During routine neurosurgery clinic visits from July 2017 to February 2018, the authors administered four surveys to children ages 7 years and older: Pediatric Migraine Disability Assessment (PedMIDAS), Patient-Reported Outcomes Measurement Information System (PROMIS) Anxiety, PROMIS Depression, and PROMIS Fatigue. The PedMIDAS is an assessment of headache disability in pediatric and adolescent patients. The PROMIS measures are pediatric self-reported instruments to assess social and emotional health. PROMIS measures utilize T-scores (mean 50, SD 10) to compare anxiety, depression, and fatigue in specific populations to those in the US general population. Clinical and demographic data were collected from the medical record (hydrocephalus etiology, shunt infection, race, etc.) and tested for associations with survey measure scores.

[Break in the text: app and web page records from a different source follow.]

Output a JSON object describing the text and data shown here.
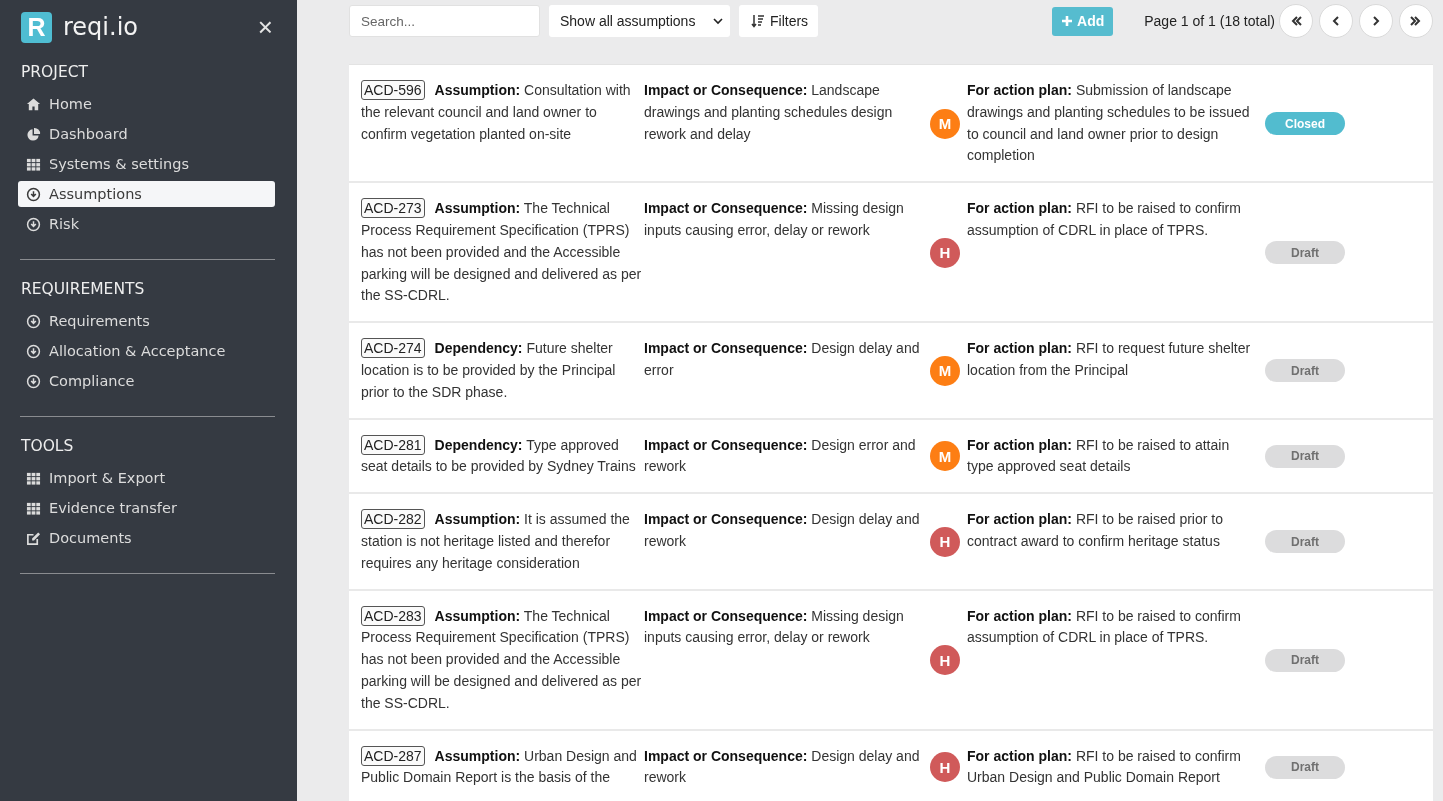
{
  "sidebar": {
    "logo": {
      "letter": "R",
      "name": "reqi.io"
    },
    "close": "×",
    "sections": [
      {
        "title": "PROJECT",
        "items": [
          {
            "label": "Home",
            "kind": "home",
            "selected": false
          },
          {
            "label": "Dashboard",
            "kind": "pie",
            "selected": false
          },
          {
            "label": "Systems & settings",
            "kind": "grid",
            "selected": false
          },
          {
            "label": "Assumptions",
            "kind": "down",
            "selected": true
          },
          {
            "label": "Risk",
            "kind": "down",
            "selected": false
          }
        ]
      },
      {
        "title": "REQUIREMENTS",
        "items": [
          {
            "label": "Requirements",
            "kind": "down",
            "selected": false
          },
          {
            "label": "Allocation & Acceptance",
            "kind": "down",
            "selected": false
          },
          {
            "label": "Compliance",
            "kind": "down",
            "selected": false
          }
        ]
      },
      {
        "title": "TOOLS",
        "items": [
          {
            "label": "Import & Export",
            "kind": "grid",
            "selected": false
          },
          {
            "label": "Evidence transfer",
            "kind": "grid",
            "selected": false
          },
          {
            "label": "Documents",
            "kind": "edit",
            "selected": false
          }
        ]
      }
    ]
  },
  "toolbar": {
    "search": {
      "placeholder": "Search..."
    },
    "filter_select": "Show all assumptions",
    "filters_button": "Filters",
    "add_button": "Add",
    "pagination": "Page 1 of 1 (18 total)"
  },
  "rows": [
    {
      "id": "ACD-596",
      "description": "**Assumption:** Consultation with the relevant council and land owner to confirm vegetation planted on-site",
      "impact": "**Impact or Consequence:** Landscape drawings and planting schedules design rework and delay",
      "risk": {
        "letter": "M",
        "color": "#fd7e14"
      },
      "action": "**For action plan:** Submission of landscape drawings and planting schedules to be issued to council and land owner prior to design completion",
      "status": {
        "label": "Closed",
        "kind": "closed"
      }
    },
    {
      "id": "ACD-273",
      "description": "**Assumption:** The Technical Process Requirement Specification (TPRS) has not been provided and the Accessible parking will be designed and delivered as per the SS-CDRL.",
      "impact": "**Impact or Consequence:** Missing design inputs causing error, delay or rework",
      "risk": {
        "letter": "H",
        "color": "#d05a5a"
      },
      "action": "**For action plan:** RFI to be raised to confirm assumption of CDRL in place of TPRS.",
      "status": {
        "label": "Draft",
        "kind": "draft"
      }
    },
    {
      "id": "ACD-274",
      "description": "**Dependency:** Future shelter location is to be provided by the Principal prior to the SDR phase.",
      "impact": "**Impact or Consequence:** Design delay and error",
      "risk": {
        "letter": "M",
        "color": "#fd7e14"
      },
      "action": "**For action plan:** RFI to request future shelter location from the Principal",
      "status": {
        "label": "Draft",
        "kind": "draft"
      }
    },
    {
      "id": "ACD-281",
      "description": "**Dependency:** Type approved seat details to be provided by Sydney Trains",
      "impact": "**Impact or Consequence:** Design error and rework",
      "risk": {
        "letter": "M",
        "color": "#fd7e14"
      },
      "action": "**For action plan:** RFI to be raised to attain type approved seat details",
      "status": {
        "label": "Draft",
        "kind": "draft"
      }
    },
    {
      "id": "ACD-282",
      "description": "**Assumption:** It is assumed the station is not heritage listed and therefor requires any heritage consideration",
      "impact": "**Impact or Consequence:** Design delay and rework",
      "risk": {
        "letter": "H",
        "color": "#d05a5a"
      },
      "action": "**For action plan:** RFI to be raised prior to contract award to confirm heritage status",
      "status": {
        "label": "Draft",
        "kind": "draft"
      }
    },
    {
      "id": "ACD-283",
      "description": "**Assumption:** The Technical Process Requirement Specification (TPRS) has not been provided and the Accessible parking will be designed and delivered as per the SS-CDRL.",
      "impact": "**Impact or Consequence:** Missing design inputs causing error, delay or rework",
      "risk": {
        "letter": "H",
        "color": "#d05a5a"
      },
      "action": "**For action plan:** RFI to be raised to confirm assumption of CDRL in place of TPRS.",
      "status": {
        "label": "Draft",
        "kind": "draft"
      }
    },
    {
      "id": "ACD-287",
      "description": "**Assumption:** Urban Design and Public Domain Report is the basis of the",
      "impact": "**Impact or Consequence:** Design delay and rework",
      "risk": {
        "letter": "H",
        "color": "#d05a5a"
      },
      "action": "**For action plan:** RFI to be raised to confirm Urban Design and Public Domain Report",
      "status": {
        "label": "Draft",
        "kind": "draft"
      }
    }
  ]
}
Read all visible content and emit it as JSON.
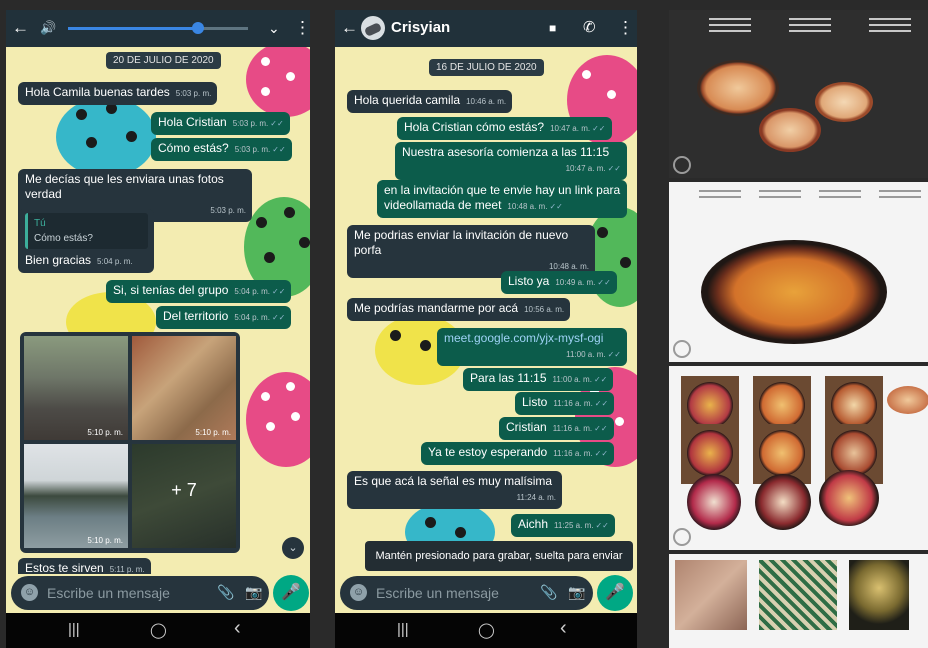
{
  "phone1": {
    "date": "20 DE JULIO DE 2020",
    "messages": [
      {
        "dir": "in",
        "text": "Hola Camila buenas tardes",
        "time": "5:03 p. m."
      },
      {
        "dir": "out",
        "text": "Hola  Cristian",
        "time": "5:03 p. m."
      },
      {
        "dir": "out",
        "text": "Cómo estás?",
        "time": "5:03 p. m."
      },
      {
        "dir": "in",
        "text": "Me decías que les enviara unas fotos verdad",
        "time": "5:03 p. m."
      },
      {
        "dir": "in",
        "quote_author": "Tú",
        "quote_text": "Cómo estás?",
        "text": "Bien gracias",
        "time": "5:04 p. m."
      },
      {
        "dir": "out",
        "text": "Si, si tenías del grupo",
        "time": "5:04 p. m."
      },
      {
        "dir": "out",
        "text": "Del territorio",
        "time": "5:04 p. m."
      }
    ],
    "album": {
      "times": [
        "5:10 p. m.",
        "5:10 p. m.",
        "5:10 p. m."
      ],
      "more": "+ 7"
    },
    "last_message": {
      "text": "Estos te sirven",
      "time": "5:11 p. m."
    },
    "input_placeholder": "Escribe un mensaje"
  },
  "phone2": {
    "contact": "Crisyian",
    "date": "16 DE JULIO DE 2020",
    "messages": [
      {
        "dir": "in",
        "text": "Hola querida camila",
        "time": "10:46 a. m."
      },
      {
        "dir": "out",
        "text": "Hola Cristian cómo estás?",
        "time": "10:47 a. m."
      },
      {
        "dir": "out",
        "text": "Nuestra asesoría comienza a las 11:15",
        "time": "10:47 a. m."
      },
      {
        "dir": "out",
        "text": "en la invitación que te envie hay un link para videollamada de meet",
        "time": "10:48 a. m."
      },
      {
        "dir": "in",
        "text": "Me podrias enviar la invitación de nuevo porfa",
        "time": "10:48 a. m."
      },
      {
        "dir": "out",
        "text": "Listo ya",
        "time": "10:49 a. m."
      },
      {
        "dir": "in",
        "text": "Me podrías mandarme por acá",
        "time": "10:56 a. m."
      },
      {
        "dir": "out",
        "text": "meet.google.com/yjx-mysf-ogi",
        "time": "11:00 a. m."
      },
      {
        "dir": "out",
        "text": "Para las 11:15",
        "time": "11:00 a. m."
      },
      {
        "dir": "out",
        "text": "Listo",
        "time": "11:16 a. m."
      },
      {
        "dir": "out",
        "text": "Cristian",
        "time": "11:16 a. m."
      },
      {
        "dir": "out",
        "text": "Ya te estoy esperando",
        "time": "11:16 a. m."
      },
      {
        "dir": "in",
        "text": "Es que acá la señal es muy malísima",
        "time": "11:24 a. m."
      },
      {
        "dir": "out",
        "text": "Aichh",
        "time": "11:25 a. m."
      }
    ],
    "tooltip": "Mantén presionado para grabar, suelta para enviar",
    "input_placeholder": "Escribe un mensaje"
  },
  "volume_level": 0.72,
  "ticks": "✓✓",
  "icons": {
    "back": "←",
    "volume": "🔊",
    "chevron": "⌄",
    "menu": "⋮",
    "video": "■",
    "call": "✆",
    "mic": "🎤",
    "clip": "📎",
    "camera": "📷",
    "emoji": "☺",
    "recents": "|||",
    "home": "◯",
    "nav_back": "‹",
    "scroll_down": "⌄"
  },
  "colors": {
    "header": "#21313a",
    "incoming": "#26343d",
    "outgoing": "#0c5c4b",
    "accent": "#00a884",
    "wallpaper": "#f3ecb1"
  }
}
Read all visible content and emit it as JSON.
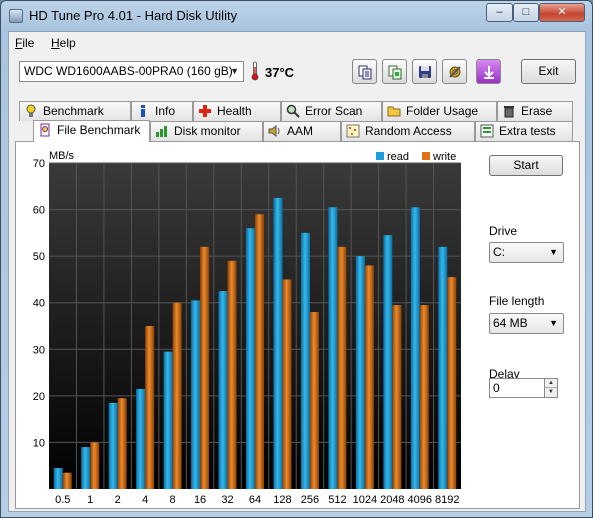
{
  "window": {
    "title": "HD Tune Pro 4.01 - Hard Disk Utility",
    "min_glyph": "–",
    "max_glyph": "□",
    "close_glyph": "✕"
  },
  "menu": [
    {
      "label": "File"
    },
    {
      "label": "Help"
    }
  ],
  "toolbar": {
    "drive": "WDC WD1600AABS-00PRA0 (160 gB)",
    "temperature": "37°C",
    "exit_label": "Exit",
    "icons": [
      "copy-text-icon",
      "copy-screenshot-icon",
      "save-icon",
      "options-icon",
      "download-icon"
    ]
  },
  "tabs_top": [
    {
      "label": "Benchmark",
      "icon": "benchmark-icon"
    },
    {
      "label": "Info",
      "icon": "info-icon"
    },
    {
      "label": "Health",
      "icon": "health-icon"
    },
    {
      "label": "Error Scan",
      "icon": "error-scan-icon"
    },
    {
      "label": "Folder Usage",
      "icon": "folder-icon"
    },
    {
      "label": "Erase",
      "icon": "erase-icon"
    }
  ],
  "tabs_bottom": [
    {
      "label": "File Benchmark",
      "icon": "file-benchmark-icon",
      "active": true
    },
    {
      "label": "Disk monitor",
      "icon": "disk-monitor-icon"
    },
    {
      "label": "AAM",
      "icon": "speaker-icon"
    },
    {
      "label": "Random Access",
      "icon": "random-access-icon"
    },
    {
      "label": "Extra tests",
      "icon": "extra-tests-icon"
    }
  ],
  "side": {
    "start_label": "Start",
    "drive_label": "Drive",
    "drive_value": "C:",
    "file_length_label": "File length",
    "file_length_value": "64 MB",
    "delay_label": "Delay",
    "delay_value": "0"
  },
  "chart_data": {
    "type": "bar",
    "ylabel": "MB/s",
    "ylim": [
      0,
      70
    ],
    "yticks": [
      10,
      20,
      30,
      40,
      50,
      60,
      70
    ],
    "categories": [
      "0.5",
      "1",
      "2",
      "4",
      "8",
      "16",
      "32",
      "64",
      "128",
      "256",
      "512",
      "1024",
      "2048",
      "4096",
      "8192"
    ],
    "series": [
      {
        "name": "read",
        "color": "#1c9fd8",
        "values": [
          4.5,
          9,
          18.5,
          21.5,
          29.5,
          40.5,
          42.5,
          56,
          62.5,
          55,
          60.5,
          50,
          54.5,
          60.5,
          52
        ]
      },
      {
        "name": "write",
        "color": "#e07414",
        "values": [
          3.5,
          10,
          19.5,
          35,
          40,
          52,
          49,
          59,
          45,
          38,
          52,
          48,
          39.5,
          39.5,
          45.5
        ]
      }
    ],
    "legend_position": "top-right",
    "grid": true
  }
}
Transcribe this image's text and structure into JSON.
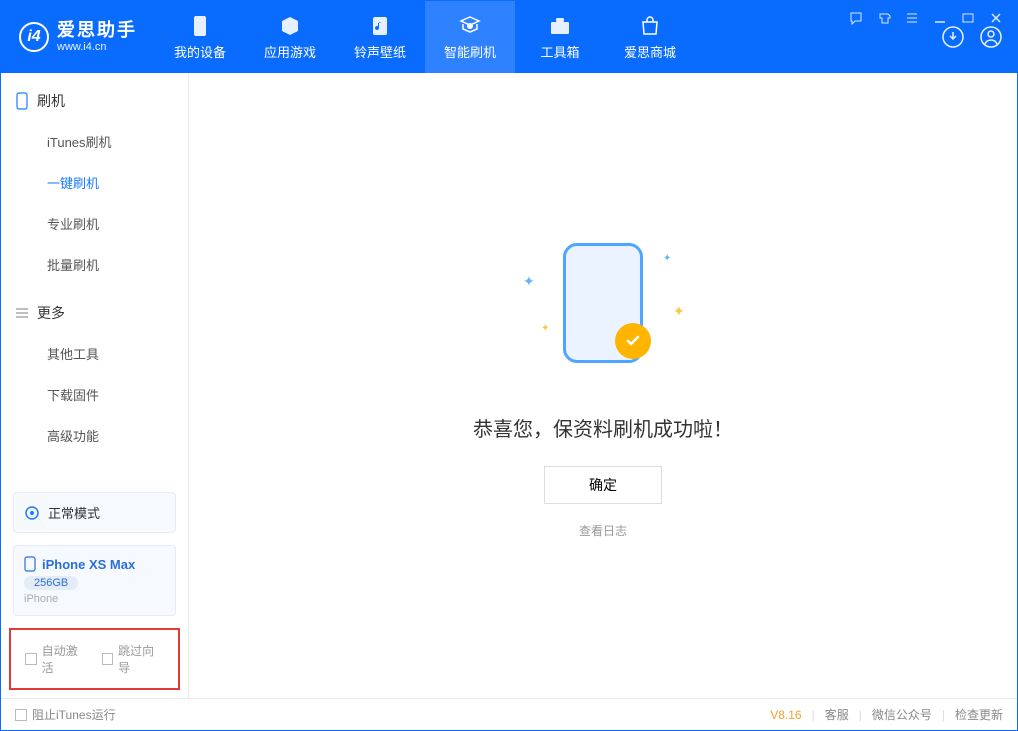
{
  "app": {
    "title": "爱思助手",
    "url": "www.i4.cn",
    "logo_letter": "i4"
  },
  "nav": {
    "tabs": [
      {
        "label": "我的设备",
        "icon": "device-icon"
      },
      {
        "label": "应用游戏",
        "icon": "cube-icon"
      },
      {
        "label": "铃声壁纸",
        "icon": "music-icon"
      },
      {
        "label": "智能刷机",
        "icon": "refresh-icon",
        "active": true
      },
      {
        "label": "工具箱",
        "icon": "toolbox-icon"
      },
      {
        "label": "爱思商城",
        "icon": "shop-icon"
      }
    ]
  },
  "titlebar_icons": {
    "download": "download-icon",
    "user": "user-icon"
  },
  "sidebar": {
    "sections": [
      {
        "header": "刷机",
        "icon": "phone-icon",
        "items": [
          {
            "label": "iTunes刷机"
          },
          {
            "label": "一键刷机",
            "active": true
          },
          {
            "label": "专业刷机"
          },
          {
            "label": "批量刷机"
          }
        ]
      },
      {
        "header": "更多",
        "icon": "menu-icon",
        "items": [
          {
            "label": "其他工具"
          },
          {
            "label": "下载固件"
          },
          {
            "label": "高级功能"
          }
        ]
      }
    ],
    "mode": {
      "label": "正常模式"
    },
    "device": {
      "name": "iPhone XS Max",
      "storage": "256GB",
      "type": "iPhone"
    },
    "checkboxes": [
      {
        "label": "自动激活"
      },
      {
        "label": "跳过向导"
      }
    ]
  },
  "main": {
    "success_text": "恭喜您，保资料刷机成功啦！",
    "ok_button": "确定",
    "log_link": "查看日志"
  },
  "statusbar": {
    "block_itunes": "阻止iTunes运行",
    "version": "V8.16",
    "links": [
      "客服",
      "微信公众号",
      "检查更新"
    ]
  }
}
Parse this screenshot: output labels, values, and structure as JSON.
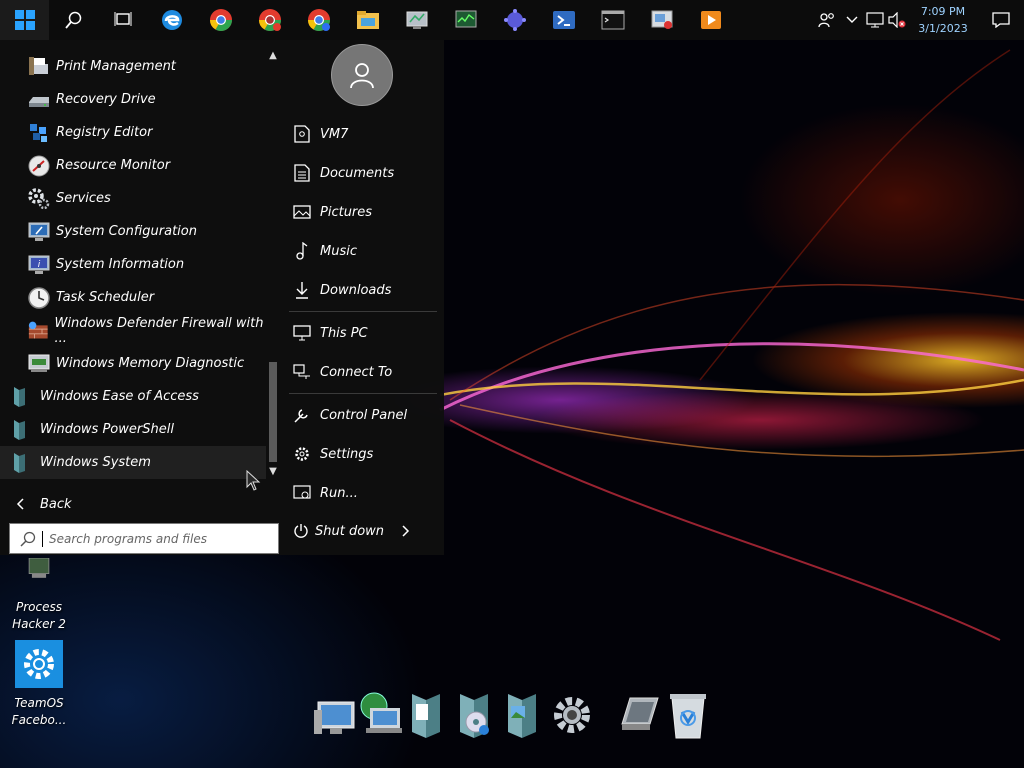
{
  "taskbar": {
    "start": "start-icon",
    "pinned": [
      "search-icon",
      "task-view-icon",
      "edge-icon",
      "chrome-icon",
      "chrome-icon",
      "chrome-icon",
      "file-explorer-icon",
      "network-monitor-icon",
      "task-manager-icon",
      "network-globe-icon",
      "powershell-icon",
      "command-prompt-icon",
      "remote-desktop-icon",
      "media-player-icon"
    ],
    "tray": {
      "time": "7:09 PM",
      "date": "3/1/2023"
    }
  },
  "start_menu": {
    "programs": [
      {
        "label": "Print Management",
        "icon": "print-management-icon"
      },
      {
        "label": "Recovery Drive",
        "icon": "recovery-drive-icon"
      },
      {
        "label": "Registry Editor",
        "icon": "registry-editor-icon"
      },
      {
        "label": "Resource Monitor",
        "icon": "resource-monitor-icon"
      },
      {
        "label": "Services",
        "icon": "services-icon"
      },
      {
        "label": "System Configuration",
        "icon": "system-configuration-icon"
      },
      {
        "label": "System Information",
        "icon": "system-information-icon"
      },
      {
        "label": "Task Scheduler",
        "icon": "task-scheduler-icon"
      },
      {
        "label": "Windows Defender Firewall with ...",
        "icon": "firewall-icon"
      },
      {
        "label": "Windows Memory Diagnostic",
        "icon": "memory-diagnostic-icon"
      },
      {
        "label": "Windows Ease of Access",
        "icon": "folder-icon"
      },
      {
        "label": "Windows PowerShell",
        "icon": "folder-icon"
      },
      {
        "label": "Windows System",
        "icon": "folder-icon"
      }
    ],
    "back_label": "Back",
    "search_placeholder": "Search programs and files",
    "places": {
      "user": "VM7",
      "documents": "Documents",
      "pictures": "Pictures",
      "music": "Music",
      "downloads": "Downloads",
      "this_pc": "This PC",
      "connect_to": "Connect To",
      "control_panel": "Control Panel",
      "settings": "Settings",
      "run": "Run..."
    },
    "shutdown_label": "Shut down"
  },
  "desktop": {
    "icons": [
      {
        "label": "Process Hacker 2"
      },
      {
        "label": "TeamOS Facebo..."
      }
    ]
  },
  "dock": [
    "computer-icon",
    "network-icon",
    "documents-folder-icon",
    "media-folder-icon",
    "pictures-folder-icon",
    "settings-gear-icon",
    "system-info-icon",
    "recycle-bin-icon"
  ]
}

Forty children completed the PedMIDAS. Ten percent of them were in the severe headache range, 5% were in the moderate range, and 5% were in the mild range. There was a statistically significant association between undergoing a cluster of shunt operations and headache burden (p = 0.003).
Forty children completed all three PROMIS measures. The mean anxiety score was 45.8 (SD 11.7), and 2.5% of children scored in the severe anxiety range, 17.5% in the moderate range, and 20% in the mild range. The mean depression score was 42.7 (SD 10.0), with 2.5% of children scoring in the severe depression range, 5% in the moderate range, and 12.5% in the mild range. The mean fatigue score was 45.1 (SD 16.4), with 15% percent of children scoring in the severe fatigue range, 10% in the moderate range, and 7.5% in the mild range. There were no statistically significant associations between child anxiety, depression, or fatigue and clinical or demographic variables.
Children with hydrocephalus have an average burden of headache, anxiety, depression, and fatigue as compared to the general population overall. Having a cluster of shunt operations correlates with a higher headache burden, but no clinical or demographic variable is associated with anxiety, depression, or fatigue.